The WB

15. Skins , "Final Goodbyes"

Skins is known for having one character die every generation, but TBH, I think they did it best the first time. Chris's death is heartbreaking and shocking without feeling like it was done for shock value, but it's the aftermath that truly broke me. Chris's father showing up and telling his friends they can't come to his funeral, and then them showing up anyways to give their own tribute to Chris (complete with fireworks) is so beautiful and perfect, and it had me crying even just screen-capping it. The episode also truly captures the bittersweet feeling of saying goodbye to a whole era in your life as the characters leave high school and prepare for the future, in a way that I haven't actually seen many teen dramas do well — I think this is due at least in part to Skins' expert decision to not follow the characters post-high school and instead move on to new characters.


16. Zoey's Extraordinary Playlist, "Zoey's Extraordinary Dad"

When I first heard about this show, I did NOT expect it to be this gut-wrenching. Much of the first season focuses on Zoey and her relationship with her father, who has a progressive brain disorder and is nonverbal.
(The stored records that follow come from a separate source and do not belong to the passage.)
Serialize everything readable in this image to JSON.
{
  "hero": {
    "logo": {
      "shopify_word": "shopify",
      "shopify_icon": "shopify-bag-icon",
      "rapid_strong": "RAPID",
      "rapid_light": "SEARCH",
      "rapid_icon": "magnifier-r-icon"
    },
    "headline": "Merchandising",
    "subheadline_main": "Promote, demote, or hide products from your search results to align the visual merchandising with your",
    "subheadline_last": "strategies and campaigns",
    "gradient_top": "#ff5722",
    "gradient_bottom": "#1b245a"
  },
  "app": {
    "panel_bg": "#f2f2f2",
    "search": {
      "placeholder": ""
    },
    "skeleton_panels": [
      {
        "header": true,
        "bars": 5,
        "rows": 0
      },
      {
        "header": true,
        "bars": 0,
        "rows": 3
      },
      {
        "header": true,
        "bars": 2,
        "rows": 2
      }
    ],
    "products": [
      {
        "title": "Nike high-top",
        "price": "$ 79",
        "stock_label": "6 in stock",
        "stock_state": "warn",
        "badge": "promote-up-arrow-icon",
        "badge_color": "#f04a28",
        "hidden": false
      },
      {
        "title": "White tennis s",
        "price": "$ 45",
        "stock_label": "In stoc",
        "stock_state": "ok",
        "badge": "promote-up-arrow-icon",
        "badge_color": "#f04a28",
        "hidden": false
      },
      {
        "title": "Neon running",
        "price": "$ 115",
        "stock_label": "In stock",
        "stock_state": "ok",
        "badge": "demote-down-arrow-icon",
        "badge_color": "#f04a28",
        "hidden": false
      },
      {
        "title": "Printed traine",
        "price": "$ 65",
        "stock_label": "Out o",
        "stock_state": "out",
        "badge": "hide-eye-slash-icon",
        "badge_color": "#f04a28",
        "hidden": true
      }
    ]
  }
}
However, through her newfound ability to hear people's thoughts and feelings through song, she is able to communicate with him...until he dies at the end of Season 1. Watching Zoey's whole family say goodbye to their patriarch through song is so heartbreaking, but of course, it's Zoey dancing with her father as he dies that really gets me. It's just a beautiful sendoff to Mitch's character for the viewer and for Zoey herself.


What TV episode makes you ugly cry every time? Let us know in the comments!

Expand All
Comments / 0
Add a Comment
Most Popular newsMost Popular

Comments / 0